Paragraph 75(g) of the guidelines requires agreements for critical or important outsourced functions, where relevant, to include provisions regarding the accessibility, availability, integrity, privacy and safety of relevant data.

These requirements cast a wide net and are expressed in large part at a principles level. This in turn means they are open to interpretation and translating them into compliant contractual obligations can be challenging for institutions as well as suppliers. It seems that the guidelines go further than requiring the supplier to adhere to data security obligations.

The need to ensure 'accessibility' of data, for example, suggests that institutions may need to secure contractual rights to facilitate access to their data held by suppliers. This interpretation would seem to be supported by the need under paragraph 75(m) for institutions to ensure they 'can access' their data in distressed scenarios. Further support for this may lie in the theme of ensuring continuity of supply of services to an institution's customers mentioned above.

From the supplier perspective, there is, perhaps understandably, a reluctance to grant broad access rights to institutions to their data, at least in circumstances where it is 'business as usual'. This is often a common point of negotiation with suppliers.

With this in mind, it would be helpful if the EBA could provide guidance on the point so as to provide greater clarity for all parties and achieve the consistency of approach that the EBA is seeking as one of its objectives underlying the guidelines.

Termination right

Paragraph 98(d) of the guidelines requires critical or important outsourcing arrangements to allow institutions to terminate the arrangement where there are weaknesses regarding the management and security of confidential, personal or otherwise sensitive data or information.

A 'weakness' in the management and security of relevant data does not, on a strict reading at least, equate to a 'breach'. That said, in practical terms, if an institution's contractual provisions relating to the management and security of data are robust, it may well be that a weakness might indeed point to breach.

Nonetheless, due to the 'terminal' effect this requirement can have on a contract, it often leads to a degree of negotiation with suppliers.
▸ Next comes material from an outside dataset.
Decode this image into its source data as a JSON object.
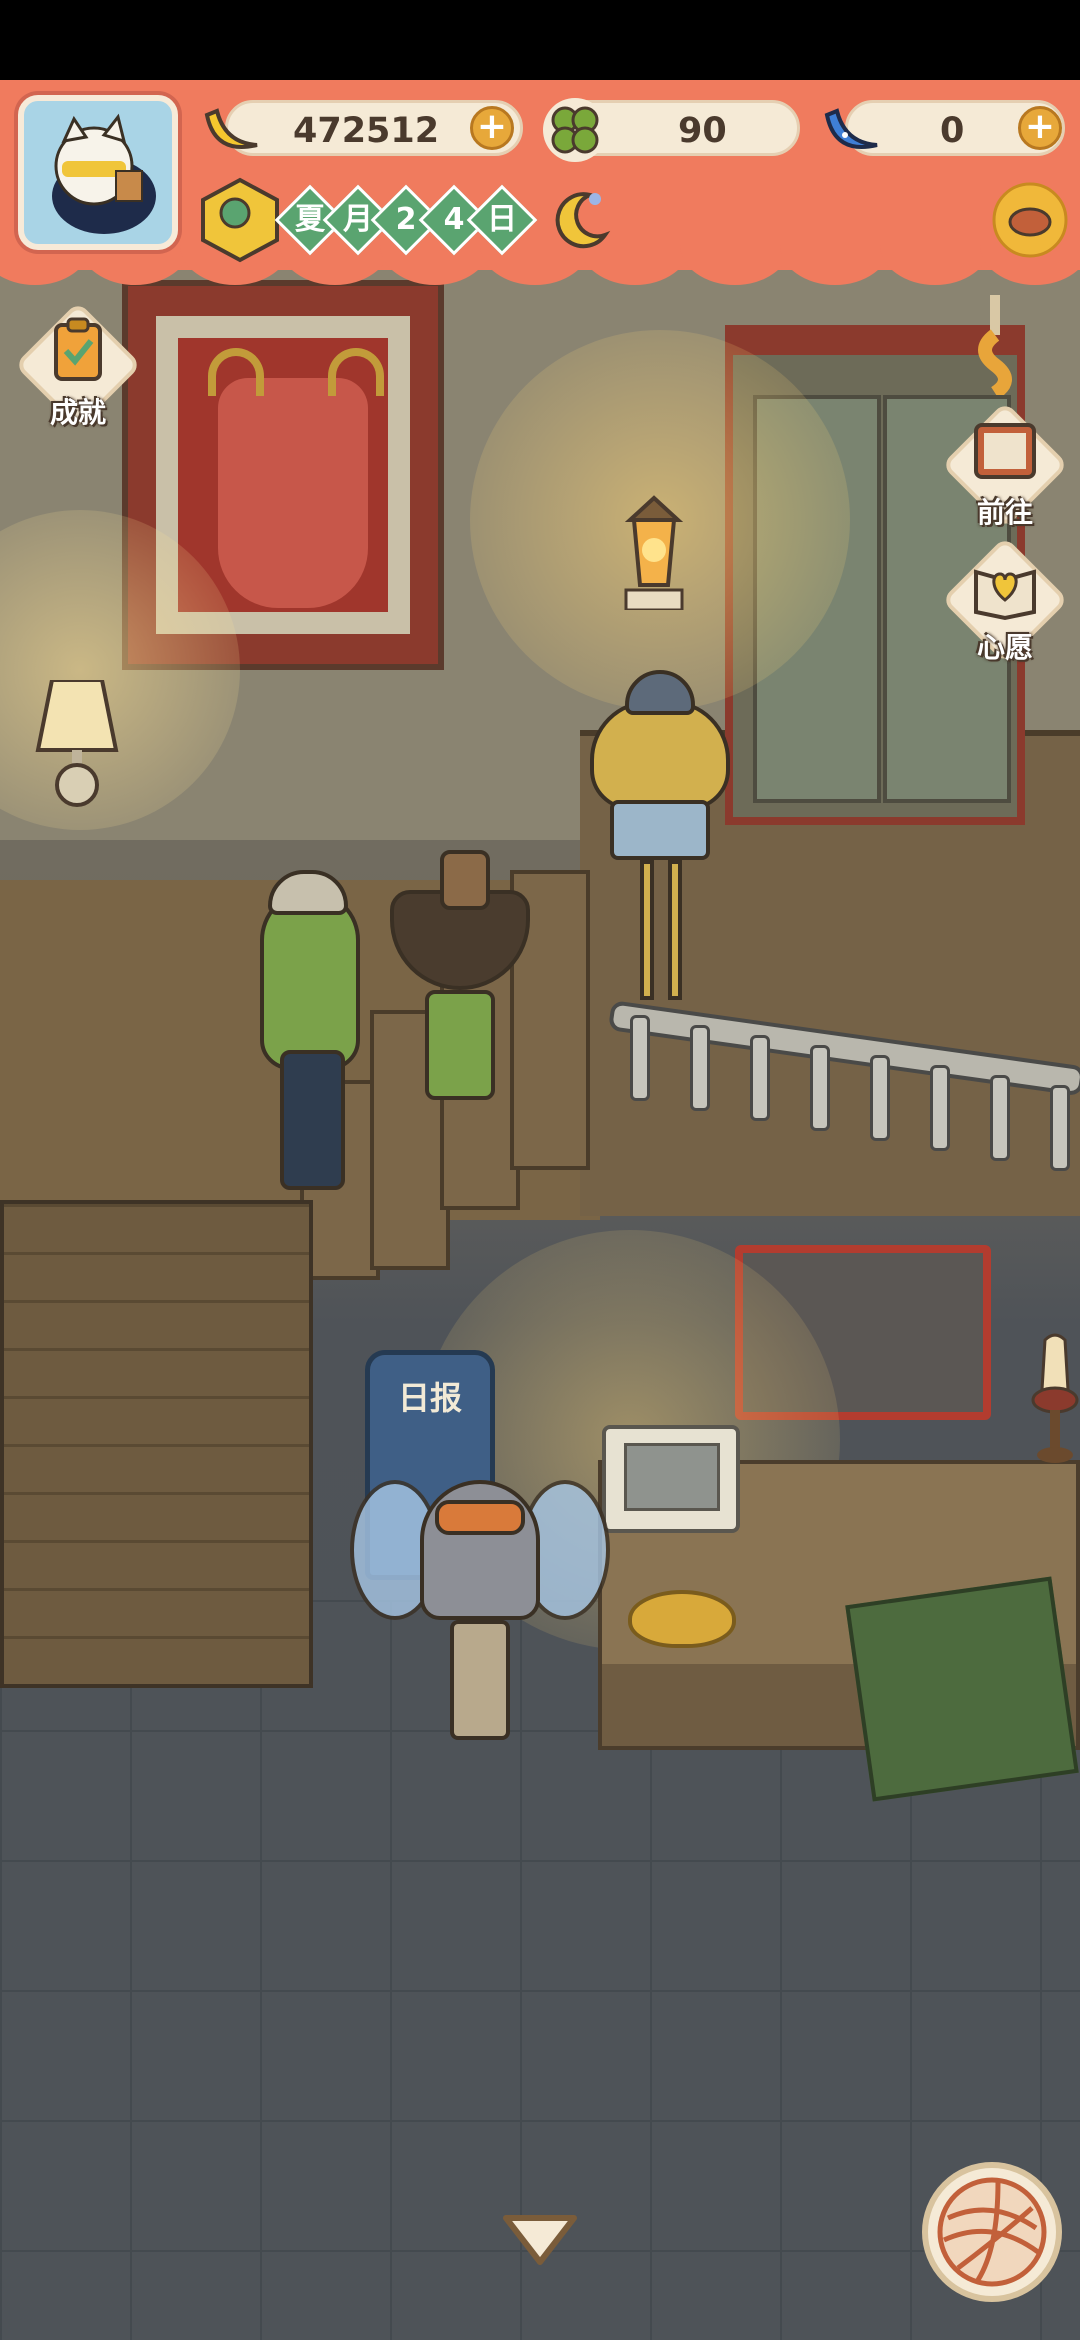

It therefore makes sense for institutions to examine how the requirement can be satisfied, for example, through carefully defining the key relevant data monitoring and security obligations needed in the context of the services being provided, and to provide for a termination right for a breach of those specific obligations, perhaps after a process allowing for remediation of the breach where that is feasible.

Operational resilience

Operational resilience of financial institutions is a topic that regulators are increasingly turning their attention to, not least because it has been drawn into sharp focus by the impact of Covid-19. Compliance with the control mechanisms for outsourced activities involving data as mandated by the guidelines should have the effect of bolstering relevant aspects of the operational resilience of institutions that are reliant on them.